[Requirement] Extract all of the data and reproduce it precisely.

[Material for this task]
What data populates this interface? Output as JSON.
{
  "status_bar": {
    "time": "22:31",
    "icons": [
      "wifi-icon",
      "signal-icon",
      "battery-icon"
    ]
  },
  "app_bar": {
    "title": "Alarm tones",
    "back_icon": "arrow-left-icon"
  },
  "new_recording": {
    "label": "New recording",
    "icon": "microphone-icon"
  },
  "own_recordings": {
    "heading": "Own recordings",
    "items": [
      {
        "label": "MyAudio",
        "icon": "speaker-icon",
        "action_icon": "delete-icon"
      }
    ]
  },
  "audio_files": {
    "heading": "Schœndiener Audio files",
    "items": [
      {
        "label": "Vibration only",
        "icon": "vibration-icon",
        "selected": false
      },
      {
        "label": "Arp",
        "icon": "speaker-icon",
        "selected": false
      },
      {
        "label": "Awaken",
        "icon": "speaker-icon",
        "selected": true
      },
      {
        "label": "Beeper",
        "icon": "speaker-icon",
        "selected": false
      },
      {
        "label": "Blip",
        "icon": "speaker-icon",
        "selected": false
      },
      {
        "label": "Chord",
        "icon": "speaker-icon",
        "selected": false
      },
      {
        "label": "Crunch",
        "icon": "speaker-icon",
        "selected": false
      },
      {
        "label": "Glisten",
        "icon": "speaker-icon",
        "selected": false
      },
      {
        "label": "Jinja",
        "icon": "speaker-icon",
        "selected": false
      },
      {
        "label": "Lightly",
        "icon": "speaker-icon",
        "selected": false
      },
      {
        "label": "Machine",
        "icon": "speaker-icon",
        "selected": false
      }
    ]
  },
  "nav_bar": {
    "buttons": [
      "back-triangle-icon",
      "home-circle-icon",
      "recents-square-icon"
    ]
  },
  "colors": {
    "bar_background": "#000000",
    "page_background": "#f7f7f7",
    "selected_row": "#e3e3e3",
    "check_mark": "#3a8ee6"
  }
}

[Exercise result]
What data populates this interface? Output as JSON.
{
  "status_bar": {
    "time": "22:31",
    "icons": [
      "wifi-icon",
      "signal-icon",
      "battery-icon"
    ]
  },
  "app_bar": {
    "title": "Alarm tones",
    "back_icon": "arrow-left-icon"
  },
  "new_recording": {
    "label": "New recording",
    "icon": "microphone-icon"
  },
  "own_recordings": {
    "heading": "Own recordings",
    "items": [
      {
        "label": "MyAudio",
        "icon": "speaker-icon",
        "action_icon": "delete-icon"
      }
    ]
  },
  "audio_files": {
    "heading": "Schœndiener Audio files",
    "items": [
      {
        "label": "Vibration only",
        "icon": "vibration-icon",
        "selected": false
      },
      {
        "label": "Arp",
        "icon": "speaker-icon",
        "selected": false
      },
      {
        "label": "Awaken",
        "icon": "speaker-icon",
        "selected": true
      },
      {
        "label": "Beeper",
        "icon": "speaker-icon",
        "selected": false
      },
      {
        "label": "Blip",
        "icon": "speaker-icon",
        "selected": false
      },
      {
        "label": "Chord",
        "icon": "speaker-icon",
        "selected": false
      },
      {
        "label": "Crunch",
        "icon": "speaker-icon",
        "selected": false
      },
      {
        "label": "Glisten",
        "icon": "speaker-icon",
        "selected": false
      },
      {
        "label": "Jinja",
        "icon": "speaker-icon",
        "selected": false
      },
      {
        "label": "Lightly",
        "icon": "speaker-icon",
        "selected": false
      },
      {
        "label": "Machine",
        "icon": "speaker-icon",
        "selected": false
      }
    ]
  },
  "nav_bar": {
    "buttons": [
      "back-triangle-icon",
      "home-circle-icon",
      "recents-square-icon"
    ]
  },
  "colors": {
    "bar_background": "#000000",
    "page_background": "#f7f7f7",
    "selected_row": "#e3e3e3",
    "check_mark": "#3a8ee6"
  }
}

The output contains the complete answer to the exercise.